The mobilities I describe were not unrestricted; conversations with traders reveal how recurrent border closures and new tariff regimes actually are. Both affect traders’ bottom line. The ‘grassroots globalization’ (or ‘globalization from below’) in trader mobility rested on the ability of traders to negotiate border checkpoints. Often, the circulation of goods and the movement of cash was seemingly in violation of state regulations; simultaneously, it can also be considered a negotiation of border checkpoints, that were cognisant of how authority was localized in particular chokepoints, and how it could be negotiated. This then was not a borderless world, but one where individuals required knowledge of how to negotiate state regulation.5 Ngo, T-W. & Hung, E. 2019. ‘The Political Economy of Border Checkpoints in Shadow Exchanges’, Journal of Contemporary Asia 49(2)..
Finally, besides what they reveal about informality and globalization, bazaars illustrate trajectories of global capital flows. Consider Afiyatabad, a non-descript border market in Pakistan’s Karakoram mountains. The Karakoram Highway runs through Afiyatabad, and 75 kilometers later it joins the Chinese road network at the Pakistan-China border. After 2013, the China-Pakistan Economic Corridor was mapped onto the Karakoram Highway, which subsequently became one of six economic corridors under the Belt and Road Initiative, and its flagship project.
While the volume of cargo from China passing through Afiyatabad has increased sharply since 2015—container trucks barrel through the bazaar all day—traders complain they are worse off now. The reason: a new border regime clamping down on local cross-border peddling, which had previously sustained commerce in the small bazaar and injected small volumes of cash into local household economies. Standing in Afiyatabad amidst closed shops as containers roll past, the bazaar suggests that the Belt and Road Initiative moves investment capital between increasing distant locales—or ‘pivot cities’, in China’s policy lexicon—thus transforming bordering for communities for whom cross-border mobility was essential. Hence, what is promised as benefit-for-all or win-win in Belt and Road globalizing narratives ends up bypassing the very people on the frontlines of the new geographies of connectivity.
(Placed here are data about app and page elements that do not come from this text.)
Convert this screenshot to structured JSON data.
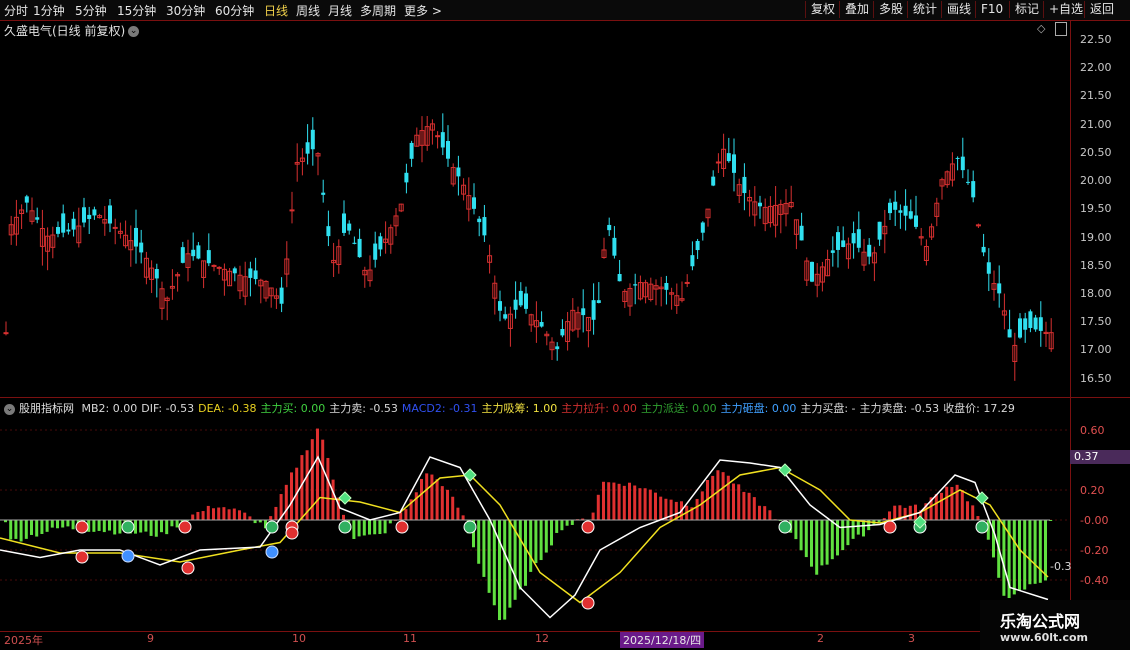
{
  "toolbar": {
    "periods": [
      "分时",
      "1分钟",
      "5分钟",
      "15分钟",
      "30分钟",
      "60分钟",
      "日线",
      "周线",
      "月线",
      "多周期",
      "更多 >"
    ],
    "active_period": "日线",
    "right_buttons": [
      "复权",
      "叠加",
      "多股",
      "统计",
      "画线",
      "F10",
      "标记",
      "+自选",
      "返回"
    ]
  },
  "stock": {
    "title": "久盛电气(日线 前复权)"
  },
  "price_axis": {
    "ticks": [
      "22.50",
      "22.00",
      "21.50",
      "21.00",
      "20.50",
      "20.00",
      "19.50",
      "19.00",
      "18.50",
      "18.00",
      "17.50",
      "17.00",
      "16.50"
    ]
  },
  "indicator": {
    "name": "股朋指标网",
    "fields": [
      {
        "text": "MB2: 0.00",
        "color": "#d8d8d8"
      },
      {
        "text": "DIF: -0.53",
        "color": "#d8d8d8"
      },
      {
        "text": "DEA: -0.38",
        "color": "#e8d020"
      },
      {
        "text": "主力买: 0.00",
        "color": "#40d040"
      },
      {
        "text": "主力卖: -0.53",
        "color": "#d8d8d8"
      },
      {
        "text": "MACD2: -0.31",
        "color": "#3050f0"
      },
      {
        "text": "主力吸筹: 1.00",
        "color": "#f0e040"
      },
      {
        "text": "主力拉升: 0.00",
        "color": "#d03030"
      },
      {
        "text": "主力派送: 0.00",
        "color": "#30a030"
      },
      {
        "text": "主力砸盘: 0.00",
        "color": "#40a0ff"
      },
      {
        "text": "主力买盘: -",
        "color": "#d8d8d8"
      },
      {
        "text": "主力卖盘: -0.53",
        "color": "#d8d8d8"
      },
      {
        "text": "收盘价: 17.29",
        "color": "#d8d8d8"
      }
    ],
    "axis_ticks": [
      "0.60",
      "0.40",
      "0.20",
      "-0.00",
      "-0.20",
      "-0.40"
    ],
    "current_value_badge": "0.37",
    "partial_label": "-0.3"
  },
  "date_axis": {
    "labels": [
      "2025年",
      "9",
      "10",
      "11",
      "12",
      "2025/12/18/四",
      "2",
      "3"
    ]
  },
  "watermark": {
    "name": "乐淘公式网",
    "url": "www.60lt.com"
  },
  "colors": {
    "up": "#d83030",
    "down": "#30e0f0",
    "grid": "#7a1010",
    "dif": "#ffffff",
    "dea": "#f0e020",
    "hist_up": "#e03030",
    "hist_down": "#60e040"
  }
}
Hasan H. Karrar, Lahore University of Management Sciences, email@example.com